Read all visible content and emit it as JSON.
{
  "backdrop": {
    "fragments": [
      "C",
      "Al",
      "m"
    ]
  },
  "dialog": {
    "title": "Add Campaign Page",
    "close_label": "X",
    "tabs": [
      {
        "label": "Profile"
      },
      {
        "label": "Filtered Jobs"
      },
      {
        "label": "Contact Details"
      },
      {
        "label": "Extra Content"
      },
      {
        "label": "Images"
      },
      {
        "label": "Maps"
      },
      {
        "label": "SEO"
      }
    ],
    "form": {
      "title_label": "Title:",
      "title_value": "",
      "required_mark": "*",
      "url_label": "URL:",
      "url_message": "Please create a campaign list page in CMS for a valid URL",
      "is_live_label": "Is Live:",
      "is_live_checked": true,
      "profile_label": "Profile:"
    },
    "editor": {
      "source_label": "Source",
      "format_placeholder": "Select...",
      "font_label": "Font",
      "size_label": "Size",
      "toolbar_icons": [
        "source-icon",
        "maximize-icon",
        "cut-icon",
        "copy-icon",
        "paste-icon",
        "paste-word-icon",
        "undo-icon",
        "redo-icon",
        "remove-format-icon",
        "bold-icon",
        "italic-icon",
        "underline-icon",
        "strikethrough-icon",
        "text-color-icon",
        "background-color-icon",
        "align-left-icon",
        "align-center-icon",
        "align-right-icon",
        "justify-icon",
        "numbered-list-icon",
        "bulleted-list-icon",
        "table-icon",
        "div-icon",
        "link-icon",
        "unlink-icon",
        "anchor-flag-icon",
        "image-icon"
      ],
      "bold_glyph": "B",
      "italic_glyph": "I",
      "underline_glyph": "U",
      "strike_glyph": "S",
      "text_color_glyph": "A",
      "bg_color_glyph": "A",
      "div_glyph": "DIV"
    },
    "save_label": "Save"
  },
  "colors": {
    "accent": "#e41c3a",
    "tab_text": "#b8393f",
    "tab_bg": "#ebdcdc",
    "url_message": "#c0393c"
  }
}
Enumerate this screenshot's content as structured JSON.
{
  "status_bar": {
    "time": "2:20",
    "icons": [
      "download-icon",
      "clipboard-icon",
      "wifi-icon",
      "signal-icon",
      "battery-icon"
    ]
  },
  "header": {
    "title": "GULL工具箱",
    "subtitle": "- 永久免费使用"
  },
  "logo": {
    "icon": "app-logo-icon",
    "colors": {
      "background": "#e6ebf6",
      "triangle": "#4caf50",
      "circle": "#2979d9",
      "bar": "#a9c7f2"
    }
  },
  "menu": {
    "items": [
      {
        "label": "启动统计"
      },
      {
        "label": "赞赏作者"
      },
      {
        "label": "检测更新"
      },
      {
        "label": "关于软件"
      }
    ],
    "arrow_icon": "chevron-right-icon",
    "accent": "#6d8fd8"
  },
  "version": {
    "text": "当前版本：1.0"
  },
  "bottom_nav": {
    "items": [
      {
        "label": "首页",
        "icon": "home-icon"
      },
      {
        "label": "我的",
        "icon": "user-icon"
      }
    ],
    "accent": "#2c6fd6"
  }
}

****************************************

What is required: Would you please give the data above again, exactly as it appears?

Result of this exercise:
Read all visible content and emit it as JSON.
{
  "backdrop": {
    "fragments": [
      "C",
      "Al",
      "m"
    ]
  },
  "dialog": {
    "title": "Add Campaign Page",
    "close_label": "X",
    "tabs": [
      {
        "label": "Profile"
      },
      {
        "label": "Filtered Jobs"
      },
      {
        "label": "Contact Details"
      },
      {
        "label": "Extra Content"
      },
      {
        "label": "Images"
      },
      {
        "label": "Maps"
      },
      {
        "label": "SEO"
      }
    ],
    "form": {
      "title_label": "Title:",
      "title_value": "",
      "required_mark": "*",
      "url_label": "URL:",
      "url_message": "Please create a campaign list page in CMS for a valid URL",
      "is_live_label": "Is Live:",
      "is_live_checked": true,
      "profile_label": "Profile:"
    },
    "editor": {
      "source_label": "Source",
      "format_placeholder": "Select...",
      "font_label": "Font",
      "size_label": "Size",
      "toolbar_icons": [
        "source-icon",
        "maximize-icon",
        "cut-icon",
        "copy-icon",
        "paste-icon",
        "paste-word-icon",
        "undo-icon",
        "redo-icon",
        "remove-format-icon",
        "bold-icon",
        "italic-icon",
        "underline-icon",
        "strikethrough-icon",
        "text-color-icon",
        "background-color-icon",
        "align-left-icon",
        "align-center-icon",
        "align-right-icon",
        "justify-icon",
        "numbered-list-icon",
        "bulleted-list-icon",
        "table-icon",
        "div-icon",
        "link-icon",
        "unlink-icon",
        "anchor-flag-icon",
        "image-icon"
      ],
      "bold_glyph": "B",
      "italic_glyph": "I",
      "underline_glyph": "U",
      "strike_glyph": "S",
      "text_color_glyph": "A",
      "bg_color_glyph": "A",
      "div_glyph": "DIV"
    },
    "save_label": "Save"
  },
  "colors": {
    "accent": "#e41c3a",
    "tab_text": "#b8393f",
    "tab_bg": "#ebdcdc",
    "url_message": "#c0393c"
  }
}
Enumerate this screenshot's content as structured JSON.
{
  "status_bar": {
    "time": "2:20",
    "icons": [
      "download-icon",
      "clipboard-icon",
      "wifi-icon",
      "signal-icon",
      "battery-icon"
    ]
  },
  "header": {
    "title": "GULL工具箱",
    "subtitle": "- 永久免费使用"
  },
  "logo": {
    "icon": "app-logo-icon",
    "colors": {
      "background": "#e6ebf6",
      "triangle": "#4caf50",
      "circle": "#2979d9",
      "bar": "#a9c7f2"
    }
  },
  "menu": {
    "items": [
      {
        "label": "启动统计"
      },
      {
        "label": "赞赏作者"
      },
      {
        "label": "检测更新"
      },
      {
        "label": "关于软件"
      }
    ],
    "arrow_icon": "chevron-right-icon",
    "accent": "#6d8fd8"
  },
  "version": {
    "text": "当前版本：1.0"
  },
  "bottom_nav": {
    "items": [
      {
        "label": "首页",
        "icon": "home-icon"
      },
      {
        "label": "我的",
        "icon": "user-icon"
      }
    ],
    "accent": "#2c6fd6"
  }
}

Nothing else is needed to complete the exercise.